-- Work required --
Find the number of lines containing the string "JSON" in the data. Answer with the number by itself.

** Opening Data for this exercise block **

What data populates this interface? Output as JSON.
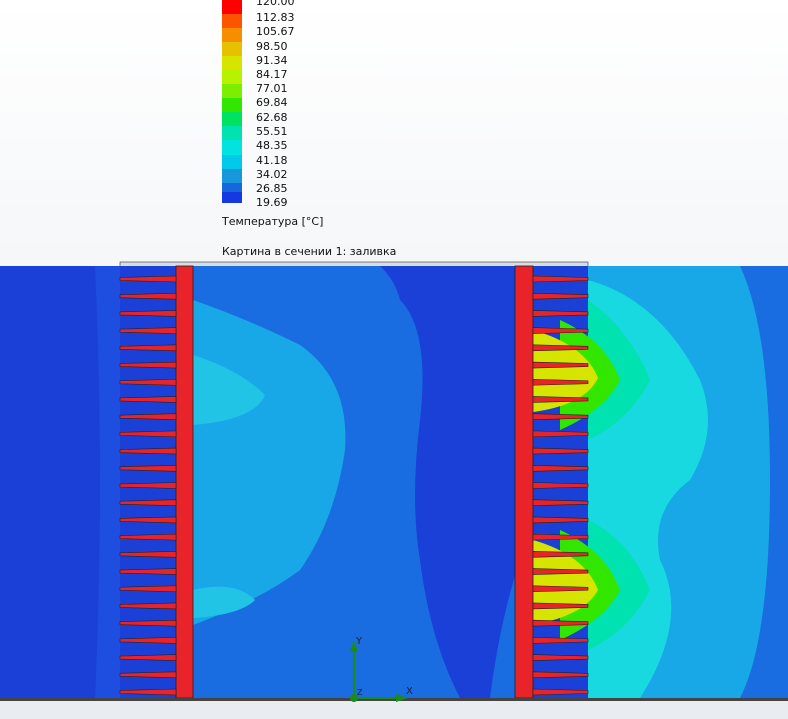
{
  "legend": {
    "title": "Температура [°C]",
    "colors": [
      "#fe0000",
      "#fc5400",
      "#f58f00",
      "#e7c000",
      "#d5e500",
      "#b7f200",
      "#7eee00",
      "#33e600",
      "#00e260",
      "#00e2b0",
      "#00e3e0",
      "#00c8e8",
      "#1898d8",
      "#1467dc",
      "#1638e0"
    ],
    "ticks": [
      "120.00",
      "112.83",
      "105.67",
      "98.50",
      "91.34",
      "84.17",
      "77.01",
      "69.84",
      "62.68",
      "55.51",
      "48.35",
      "41.18",
      "34.02",
      "26.85",
      "19.69"
    ]
  },
  "cut_plot": {
    "title": "Картина в сечении 1: заливка"
  },
  "axes": {
    "x": "X",
    "y": "Y",
    "z": "Z"
  },
  "colors": {
    "fin": "#e8232a",
    "cold_region": "#1a40d8",
    "mid_region": "#1a6de0",
    "warm_region": "#18a8e8",
    "hot_region": "#18d8e0"
  }
}
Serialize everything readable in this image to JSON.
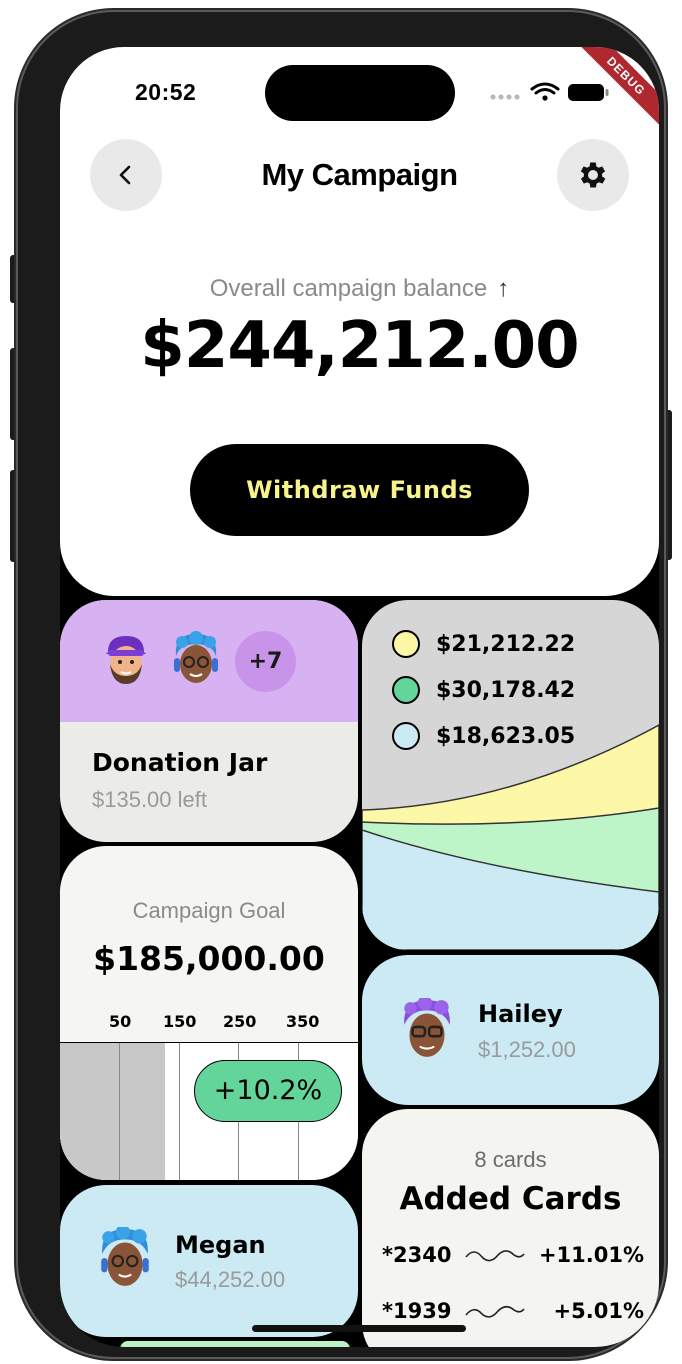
{
  "status_bar": {
    "time": "20:52",
    "debug_banner": "DEBUG"
  },
  "header": {
    "title": "My Campaign",
    "back_icon": "chevron-left-icon",
    "settings_icon": "gear-icon"
  },
  "balance": {
    "label": "Overall campaign balance",
    "arrow": "↑",
    "amount": "$244,212.00"
  },
  "withdraw_button": {
    "label": "Withdraw Funds",
    "text_color": "#f7f48e"
  },
  "donation_jar": {
    "extra_count": "+7",
    "title": "Donation Jar",
    "subtitle": "$135.00 left",
    "accent": "#d7b2f3"
  },
  "breakdown": {
    "items": [
      {
        "value": "$21,212.22",
        "color": "#fdf8a8"
      },
      {
        "value": "$30,178.42",
        "color": "#63d49a"
      },
      {
        "value": "$18,623.05",
        "color": "#cbeaf4"
      }
    ]
  },
  "goal": {
    "label": "Campaign Goal",
    "amount": "$185,000.00",
    "ticks": [
      "50",
      "150",
      "250",
      "350"
    ],
    "change": "+10.2%"
  },
  "people": [
    {
      "name": "Hailey",
      "amount": "$1,252.00"
    },
    {
      "name": "Megan",
      "amount": "$44,252.00"
    }
  ],
  "cards": {
    "count_label": "8 cards",
    "title": "Added Cards",
    "items": [
      {
        "number": "*2340",
        "change": "+11.01%"
      },
      {
        "number": "*1939",
        "change": "+5.01%"
      }
    ]
  }
}
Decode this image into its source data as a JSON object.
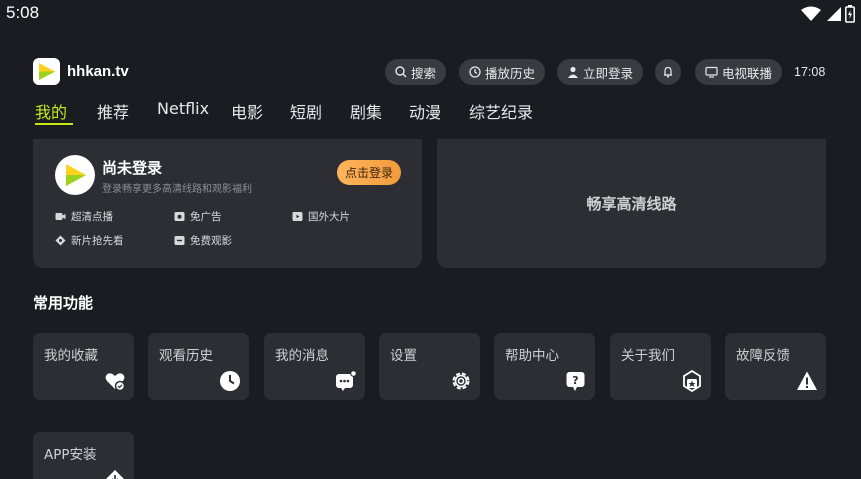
{
  "status_bar": {
    "time": "5:08",
    "icons": [
      "wifi-icon",
      "signal-icon",
      "battery-icon"
    ]
  },
  "header": {
    "brand": "hhkan.tv",
    "search_label": "搜索",
    "history_label": "播放历史",
    "login_label": "立即登录",
    "tv_label": "电视联播",
    "clock": "17:08"
  },
  "tabs": [
    "我的",
    "推荐",
    "Netflix",
    "电影",
    "短剧",
    "剧集",
    "动漫",
    "综艺纪录"
  ],
  "login_card": {
    "title": "尚未登录",
    "subtitle": "登录畅享更多高清线路和观影福利",
    "button": "点击登录",
    "perks": [
      "超清点播",
      "免广告",
      "国外大片",
      "新片抢先看",
      "免费观影"
    ]
  },
  "route_card": {
    "label": "畅享高清线路"
  },
  "section": {
    "title": "常用功能"
  },
  "functions": [
    "我的收藏",
    "观看历史",
    "我的消息",
    "设置",
    "帮助中心",
    "关于我们",
    "故障反馈",
    "APP安装"
  ],
  "colors": {
    "background": "#1b1c21",
    "card": "#2d2e33",
    "accent": "#c8e71b",
    "login_button": "#f29a3d"
  }
}
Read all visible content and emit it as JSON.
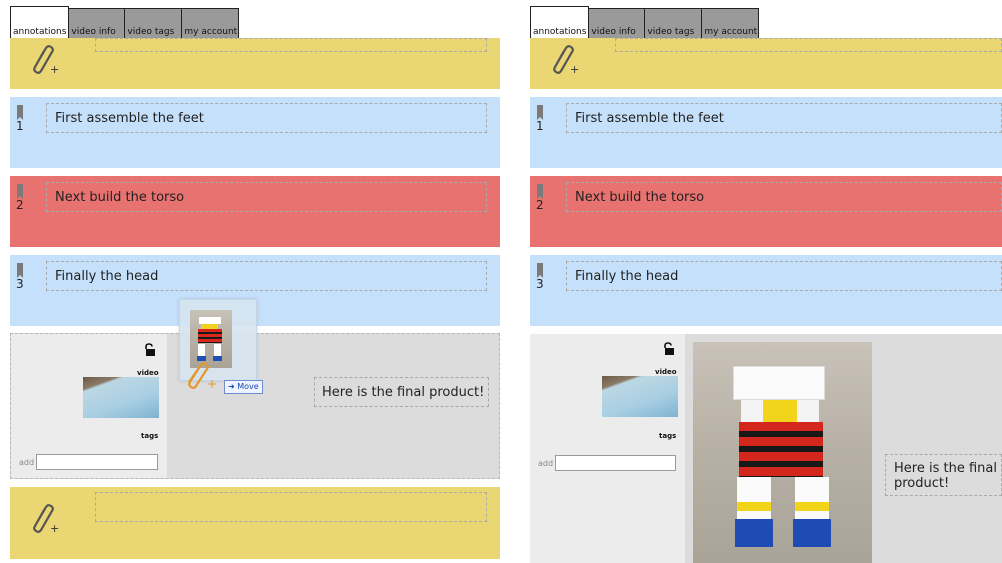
{
  "tabs": [
    {
      "label": "annotations",
      "active": true
    },
    {
      "label": "video info",
      "active": false
    },
    {
      "label": "video tags",
      "active": false
    },
    {
      "label": "my account",
      "active": false
    }
  ],
  "annotations": [
    {
      "number": "1",
      "text": "First assemble the feet",
      "color": "#c5e0fb"
    },
    {
      "number": "2",
      "text": "Next build the torso",
      "color": "#e8726f"
    },
    {
      "number": "3",
      "text": "Finally the head",
      "color": "#c5e0fb"
    }
  ],
  "clip": {
    "video_label": "video",
    "tags_label": "tags",
    "add_label": "add",
    "add_value": "",
    "final_text": "Here is the final product!"
  },
  "drag": {
    "move_label": "Move",
    "move_icon": "arrow-right-icon"
  },
  "colors": {
    "accent_yellow": "#ead672",
    "accent_blue": "#c5e0fb",
    "accent_red": "#e8726f",
    "clip_gray": "#dcdcdc"
  },
  "icons": [
    "paperclip-add-icon",
    "bookmark-icon",
    "unlock-icon",
    "arrow-right-icon"
  ]
}
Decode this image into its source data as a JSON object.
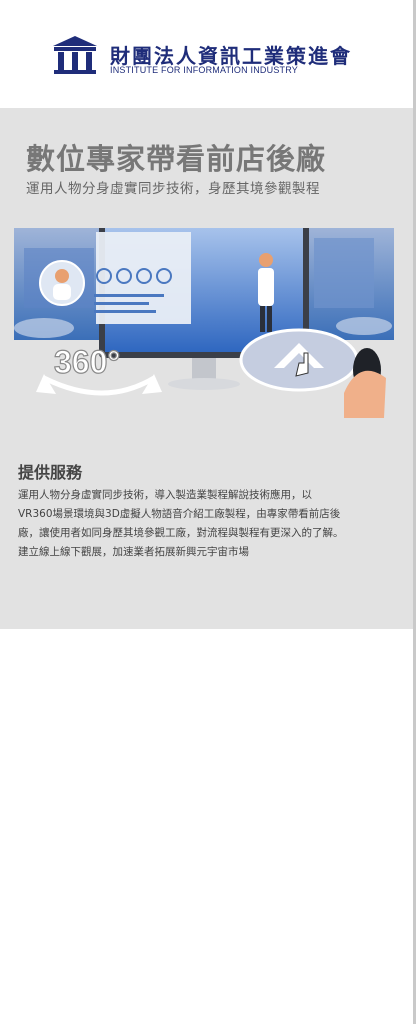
{
  "header": {
    "org_name_cn": "財團法人資訊工業策進會",
    "org_name_en": "INSTITUTE FOR INFORMATION INDUSTRY",
    "logo_icon": "institute-building-logo",
    "brand_color": "#1f2d7a"
  },
  "hero": {
    "title": "數位專家帶看前店後廠",
    "subtitle": "運用人物分身虛實同步技術，身歷其境參觀製程",
    "badge_360": "360°",
    "panel_color": "#e2e2e2"
  },
  "services": {
    "heading": "提供服務",
    "lines": [
      "運用人物分身虛實同步技術，導入製造業製程解說技術應用，以",
      "VR360場景環境與3D虛擬人物語音介紹工廠製程，由專家帶看前店後",
      "廠，讓使用者如同身歷其境參觀工廠，對流程與製程有更深入的了解。",
      "建立線上線下觀展，加速業者拓展新興元宇宙市場"
    ]
  }
}
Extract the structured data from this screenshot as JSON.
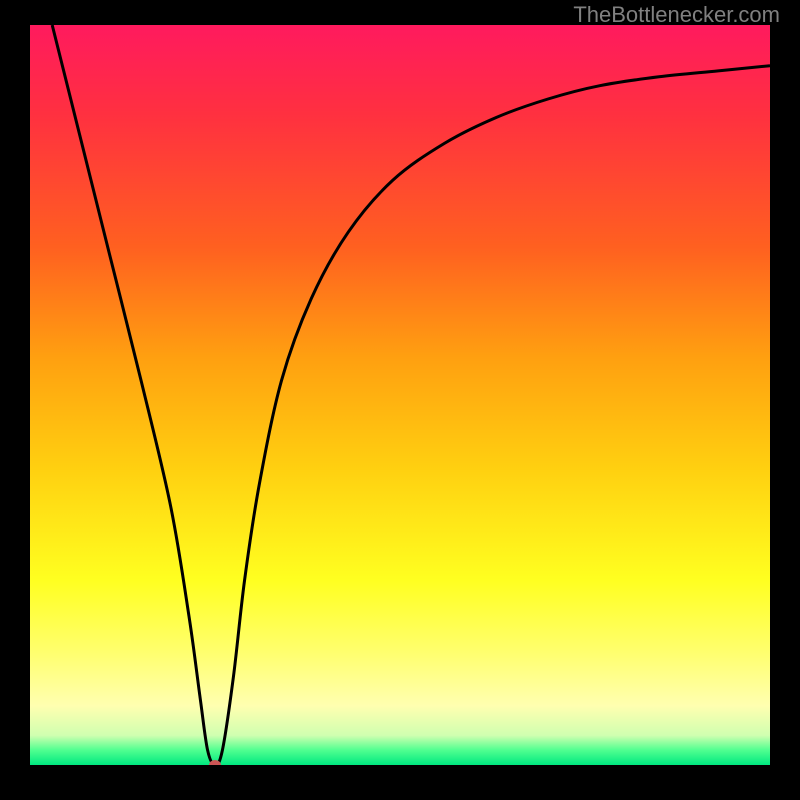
{
  "watermark": "TheBottlenecker.com",
  "chart_data": {
    "type": "line",
    "title": "",
    "xlabel": "",
    "ylabel": "",
    "xlim": [
      0,
      100
    ],
    "ylim": [
      0,
      100
    ],
    "background_gradient": {
      "stops": [
        {
          "offset": 0,
          "color": "#ff1a5e"
        },
        {
          "offset": 12,
          "color": "#ff3040"
        },
        {
          "offset": 30,
          "color": "#ff6020"
        },
        {
          "offset": 45,
          "color": "#ffa010"
        },
        {
          "offset": 60,
          "color": "#ffd010"
        },
        {
          "offset": 75,
          "color": "#ffff20"
        },
        {
          "offset": 85,
          "color": "#ffff70"
        },
        {
          "offset": 92,
          "color": "#ffffb0"
        },
        {
          "offset": 96,
          "color": "#d0ffb0"
        },
        {
          "offset": 98,
          "color": "#50ff90"
        },
        {
          "offset": 100,
          "color": "#00e880"
        }
      ]
    },
    "series": [
      {
        "name": "curve",
        "color": "#000000",
        "x": [
          3,
          7,
          11,
          15,
          19,
          21.5,
          23,
          24,
          25,
          26,
          27.5,
          29,
          31,
          34,
          38,
          43,
          49,
          56,
          63,
          70,
          77,
          85,
          93,
          100
        ],
        "y": [
          100,
          84,
          68,
          52,
          35,
          20,
          9,
          2,
          0,
          2,
          12,
          25,
          38,
          52,
          63,
          72,
          79,
          84,
          87.5,
          90,
          91.8,
          93,
          93.8,
          94.5
        ]
      }
    ],
    "marker": {
      "x": 25,
      "y": 0,
      "color": "#cc5555",
      "rx": 6,
      "ry": 5
    },
    "plot_frame": {
      "inner_border_color": "#000000"
    }
  }
}
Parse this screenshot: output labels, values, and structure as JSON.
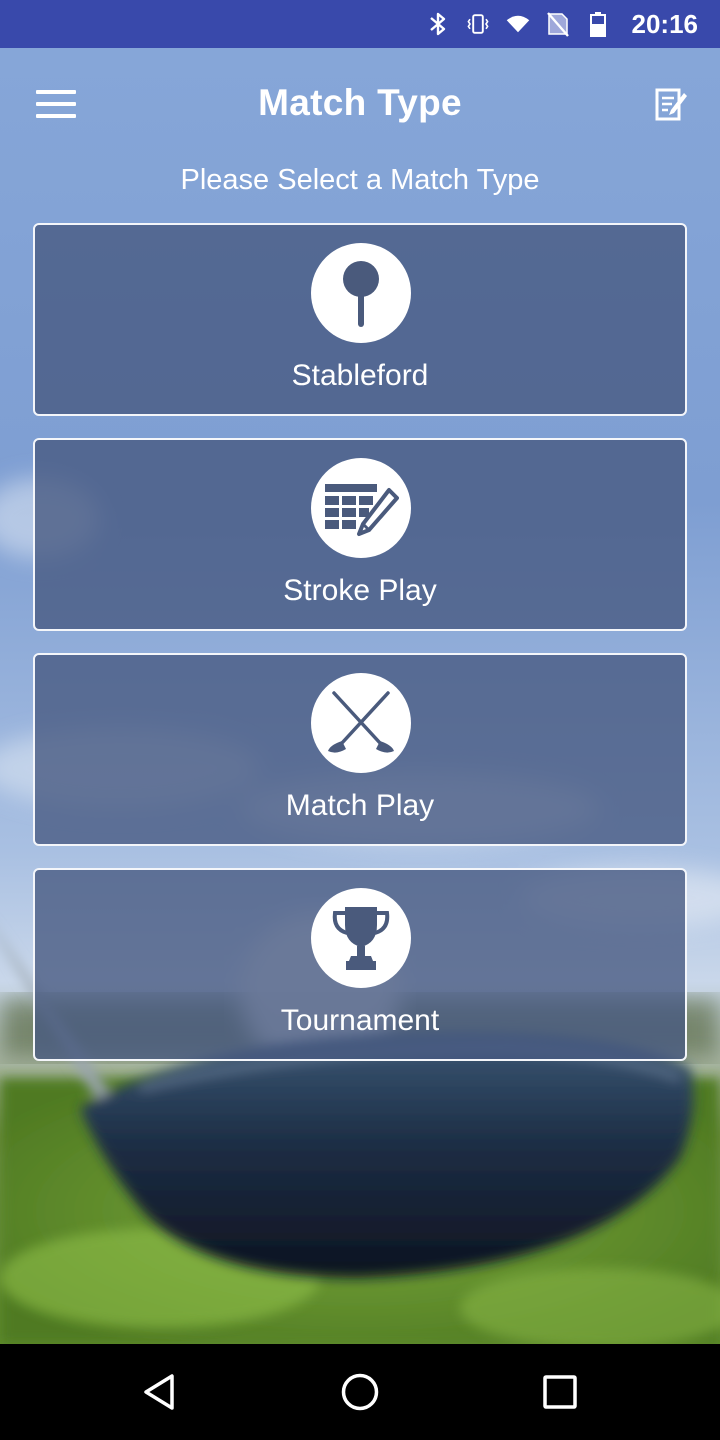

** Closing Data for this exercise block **

-- The completed task --
7